Sweet cream butter is extremely white and airy: It almost resembles a bowl of whipped cream. This butter variety has a low smoke point, and it doesn't react well to extremely high temperatures. It's favored by chefs and bakers due to its sweet nature and its lack of salt. 

Similar to unsalted butter, sweet cream butter has a shorter shelf life due to the fact that it doesn't contain salt. One should really only keep the butter five months past its manufacturing date.


The "light" in light butter doesn't refer to this butter's appearance, but rather, its content. As explained by Cook's Info, light butter is really just butter that has considerably less butterfat than the average butter. As the info site observes, in the U.S., light butter has just about half the amount of butter fat that normal butter does. In order to create light butter, the product's fat is replaced with water and air. This process is extremely complicated, which means that just about all light butter needs to be made industrially.

Light butter is a great alternative for those who are being calorie conscious but would still like to indulge a bit in the joys of the buttery world. This is perhaps best evidenced by Smart Balance, a brand that recently faced backlash for even daring to change its OG butter flavor. 

While light butter is great for spreading, it doesn't do well on or around the stove. The butter has an extremely low-smoke point and is prone to burning. So, it's safe to say that you shouldn't use this butter for baking a cake. But as Cook's Info diplomatically points out, light butter can slowly be heated up and drizzled on popcorn if you're in the snacking mood.


It's no secret that plant-based diets are becoming more and more mainstream. Fittingly, more plant-based products are also hitting the markets! So much so that in 2020, Forbes even claimed that plant-based butter was "taking over" the dairy aisle. 

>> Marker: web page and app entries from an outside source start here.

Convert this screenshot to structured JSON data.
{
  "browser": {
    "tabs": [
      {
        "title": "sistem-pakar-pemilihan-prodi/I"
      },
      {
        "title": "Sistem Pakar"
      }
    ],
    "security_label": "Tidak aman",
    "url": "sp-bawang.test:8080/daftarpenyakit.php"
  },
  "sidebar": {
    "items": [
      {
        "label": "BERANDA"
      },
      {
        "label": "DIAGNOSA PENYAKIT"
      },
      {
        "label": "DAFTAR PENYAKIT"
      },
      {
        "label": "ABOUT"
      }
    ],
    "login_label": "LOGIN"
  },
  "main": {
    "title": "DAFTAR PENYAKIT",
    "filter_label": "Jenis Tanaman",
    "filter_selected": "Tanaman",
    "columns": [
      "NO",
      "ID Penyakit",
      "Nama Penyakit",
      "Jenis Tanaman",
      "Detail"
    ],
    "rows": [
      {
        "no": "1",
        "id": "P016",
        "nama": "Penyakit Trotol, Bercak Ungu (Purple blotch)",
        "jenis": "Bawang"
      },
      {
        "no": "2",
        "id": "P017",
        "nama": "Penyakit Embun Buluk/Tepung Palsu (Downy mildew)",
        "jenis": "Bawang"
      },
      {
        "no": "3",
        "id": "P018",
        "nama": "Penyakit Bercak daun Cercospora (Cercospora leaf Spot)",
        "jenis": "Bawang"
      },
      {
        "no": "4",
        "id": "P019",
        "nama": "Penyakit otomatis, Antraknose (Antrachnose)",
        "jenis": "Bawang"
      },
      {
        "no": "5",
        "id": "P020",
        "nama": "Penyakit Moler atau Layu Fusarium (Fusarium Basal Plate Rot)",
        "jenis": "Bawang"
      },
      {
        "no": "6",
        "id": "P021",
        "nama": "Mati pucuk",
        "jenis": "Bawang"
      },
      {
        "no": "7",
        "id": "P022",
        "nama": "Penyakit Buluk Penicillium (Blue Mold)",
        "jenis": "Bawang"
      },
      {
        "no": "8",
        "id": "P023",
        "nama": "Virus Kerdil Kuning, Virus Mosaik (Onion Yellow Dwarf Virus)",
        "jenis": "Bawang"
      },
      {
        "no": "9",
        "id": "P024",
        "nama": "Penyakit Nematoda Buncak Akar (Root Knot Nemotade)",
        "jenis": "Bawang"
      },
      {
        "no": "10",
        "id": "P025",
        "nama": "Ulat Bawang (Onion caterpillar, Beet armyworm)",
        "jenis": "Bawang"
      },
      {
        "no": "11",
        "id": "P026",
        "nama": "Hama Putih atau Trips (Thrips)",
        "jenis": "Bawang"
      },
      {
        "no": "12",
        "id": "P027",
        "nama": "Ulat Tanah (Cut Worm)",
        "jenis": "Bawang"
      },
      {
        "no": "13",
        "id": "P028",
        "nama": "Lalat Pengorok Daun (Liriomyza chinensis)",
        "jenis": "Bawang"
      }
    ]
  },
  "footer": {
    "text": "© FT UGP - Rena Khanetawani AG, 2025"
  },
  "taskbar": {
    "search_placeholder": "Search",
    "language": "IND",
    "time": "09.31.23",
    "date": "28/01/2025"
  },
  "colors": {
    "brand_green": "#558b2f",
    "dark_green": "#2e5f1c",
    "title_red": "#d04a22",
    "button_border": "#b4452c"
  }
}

While the article points to health concerns and changing diets as reasons for why different varieties of plant-based butter are popping up more and more often, it also pointed to supply chain changes during the COVID-19 pandemic as an opportunity for the new product to navigate a new market.

While margarine can be technically understood as a plant-based butter, there are some distinctions to be made! New-wave plant butter tends to utilize more "high-quality" oils like avocado and olive oil (via Pure Wow). These results are not only described as tastier but also healthier some types of plant-based butter don't include the more detrimental vegetable oil. So, these types of plant-based butter of the 2020s can be understood as an improved type of margarine.

However, Pure Wow warns not to conflate this with plant-based oils being healthy! The site notes that these kinds of butter are just as fatty as regular butter and should be enjoyed in moderation. Because plant-based butter tends to contain a variety of oils, its exact uses depend on the exact oil used. Generally, these vegan-friendly butter can be used for general cooking and baking and as a yummy spread.